"It is hard to open the letters coming from those you love who are dead," Roosevelt wrote, "but Quentin's last letters, written … when of his squadron on an average a man was killed every day, are written with real joy in the 'great adventure' …. He had his crowded hour, he died at the crest of life, in the glory of the dawn."
Also present was Gary F. Powers Jr., the son of Francis Gary Powers, the pilot of the U-2 spy plane that was shot down on May 1, 1960, during the height of the Cold War, while on a surveillance mission for the CIA. Mr. Powers read the first letter his father sent his parents from his jail cell in Moscow. Despite being a guest of the KGB and facing a possible death sentence for crimes against the Soviet state, Mr. Powers's main concern was for the pain his predicament would cause his family.
"I sincerely hope that you both are well," Mr. Powers wrote. "I was very worried about how this news would affect you. Mom please take care of yourself and believe me when I say I am being treated much better than I expected to be … Dad, you see that Mom takes care of herself … I am very sorry about all this. I am sorry for all the pain and anxiety I have caused you and am still causing you."
After almost two years in prison, Mr. Powers was released in a prisoner exchange and rejoined his family. During the ensuing years, his son said, Mr. Powers harbored no resentment about the incident. He also, apparently, managed to balance humor with the need to keep classified information secret.
"Dad, how high were you really flying when you got shot down?" Mr. Powers Jr. says he used to ask as a boy.
"Son, not high enough," his father would reply.
Washington writer and journalist Christopher Buckley read the final letter in the program.
Maj. Tom O' Sullivan, on peacekeeping duty in Bosnia, wrote the letter to his son, Conor, on the occasion of his seventh birthday.
"I am very sorry that I could not be home for your seventh birthday," O'Sullivan wrote.
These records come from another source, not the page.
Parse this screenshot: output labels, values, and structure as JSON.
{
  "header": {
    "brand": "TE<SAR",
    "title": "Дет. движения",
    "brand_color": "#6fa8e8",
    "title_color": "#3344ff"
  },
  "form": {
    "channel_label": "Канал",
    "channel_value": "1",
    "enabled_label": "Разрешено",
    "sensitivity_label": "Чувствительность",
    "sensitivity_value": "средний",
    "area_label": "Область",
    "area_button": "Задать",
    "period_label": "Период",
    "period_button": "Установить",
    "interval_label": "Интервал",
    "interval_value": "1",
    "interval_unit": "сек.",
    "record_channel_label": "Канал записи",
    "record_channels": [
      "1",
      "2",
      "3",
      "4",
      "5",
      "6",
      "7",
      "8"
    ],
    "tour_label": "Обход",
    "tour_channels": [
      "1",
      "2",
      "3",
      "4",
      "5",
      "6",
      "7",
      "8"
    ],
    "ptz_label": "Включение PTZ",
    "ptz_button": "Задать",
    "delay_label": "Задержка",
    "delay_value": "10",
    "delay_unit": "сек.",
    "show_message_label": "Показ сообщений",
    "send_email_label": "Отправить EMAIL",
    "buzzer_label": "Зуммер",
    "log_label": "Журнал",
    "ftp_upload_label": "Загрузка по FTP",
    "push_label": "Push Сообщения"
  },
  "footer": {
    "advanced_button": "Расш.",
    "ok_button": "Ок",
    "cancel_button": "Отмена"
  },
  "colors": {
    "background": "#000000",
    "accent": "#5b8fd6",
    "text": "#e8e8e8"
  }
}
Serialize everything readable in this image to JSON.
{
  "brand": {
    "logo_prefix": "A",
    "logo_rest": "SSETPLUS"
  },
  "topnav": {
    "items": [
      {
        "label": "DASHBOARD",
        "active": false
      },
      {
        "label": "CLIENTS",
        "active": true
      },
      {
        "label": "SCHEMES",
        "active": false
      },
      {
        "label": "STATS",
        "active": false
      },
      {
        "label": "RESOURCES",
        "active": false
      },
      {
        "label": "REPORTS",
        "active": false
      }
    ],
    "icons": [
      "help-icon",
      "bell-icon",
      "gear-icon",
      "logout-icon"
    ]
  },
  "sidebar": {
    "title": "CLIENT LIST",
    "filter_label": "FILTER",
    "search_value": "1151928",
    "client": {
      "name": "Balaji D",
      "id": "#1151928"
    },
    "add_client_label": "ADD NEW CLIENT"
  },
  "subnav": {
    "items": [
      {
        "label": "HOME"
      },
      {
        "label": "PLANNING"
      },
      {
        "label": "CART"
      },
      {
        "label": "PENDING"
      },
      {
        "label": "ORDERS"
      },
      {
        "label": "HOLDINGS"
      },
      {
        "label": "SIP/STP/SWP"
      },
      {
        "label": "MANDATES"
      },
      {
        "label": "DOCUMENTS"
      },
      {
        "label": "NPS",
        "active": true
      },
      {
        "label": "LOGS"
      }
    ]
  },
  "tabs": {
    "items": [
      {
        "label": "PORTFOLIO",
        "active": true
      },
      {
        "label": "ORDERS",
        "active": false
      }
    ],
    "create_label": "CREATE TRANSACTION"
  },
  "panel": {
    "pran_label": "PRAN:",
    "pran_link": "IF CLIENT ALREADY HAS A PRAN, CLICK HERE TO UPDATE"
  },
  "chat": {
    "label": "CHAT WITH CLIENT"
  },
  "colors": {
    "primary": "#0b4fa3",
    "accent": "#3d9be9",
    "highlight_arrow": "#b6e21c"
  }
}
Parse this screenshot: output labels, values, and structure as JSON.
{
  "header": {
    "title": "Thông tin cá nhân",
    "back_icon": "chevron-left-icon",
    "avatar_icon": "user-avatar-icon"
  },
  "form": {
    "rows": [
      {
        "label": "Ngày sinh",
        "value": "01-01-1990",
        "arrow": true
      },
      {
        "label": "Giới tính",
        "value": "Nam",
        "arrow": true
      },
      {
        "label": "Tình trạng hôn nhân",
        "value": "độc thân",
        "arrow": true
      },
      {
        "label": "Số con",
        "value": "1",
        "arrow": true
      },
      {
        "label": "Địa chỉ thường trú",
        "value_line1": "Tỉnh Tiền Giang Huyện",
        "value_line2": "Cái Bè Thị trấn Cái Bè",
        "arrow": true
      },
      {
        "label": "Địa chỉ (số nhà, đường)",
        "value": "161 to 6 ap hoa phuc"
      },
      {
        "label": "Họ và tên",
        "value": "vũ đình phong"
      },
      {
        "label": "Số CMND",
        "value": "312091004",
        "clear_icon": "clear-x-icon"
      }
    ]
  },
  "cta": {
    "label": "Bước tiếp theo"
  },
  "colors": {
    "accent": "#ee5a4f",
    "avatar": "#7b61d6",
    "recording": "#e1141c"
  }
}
"I remember the day you were born and how happy I was. It was the happiest I have ever been in my life and I will never forget that day … That day was so special to me that I think it is right to have a celebration each year to remember it.
"There aren't any stores here in Bosnia, so I couldn't buy you any toys or souvenirs for your birthday. What I am sending you is something very special, though. It is a flag. This flag represents America and makes me proud each time I see it. When people here in Bosnia see it … they know that it represents freedom and, for them, peace after many years of war. Sometimes, this flag is even more important to them than it is to people who live in America because some Americans don't know much about the sacrifices it represents or the peace it has brought to places like Bosnia.
"This flag was flown on the flagpole over the headquarters of Task Force 4-67 Armor, Camp Colt, in the Posavina Corridor of northern Bosnia-Herzegovina, on 16 September 1996. It was flown in honor of you on your seventh birthday. Keep it and honor it always."
Mr. Martin is an examiner in the U.S. Copyright Office.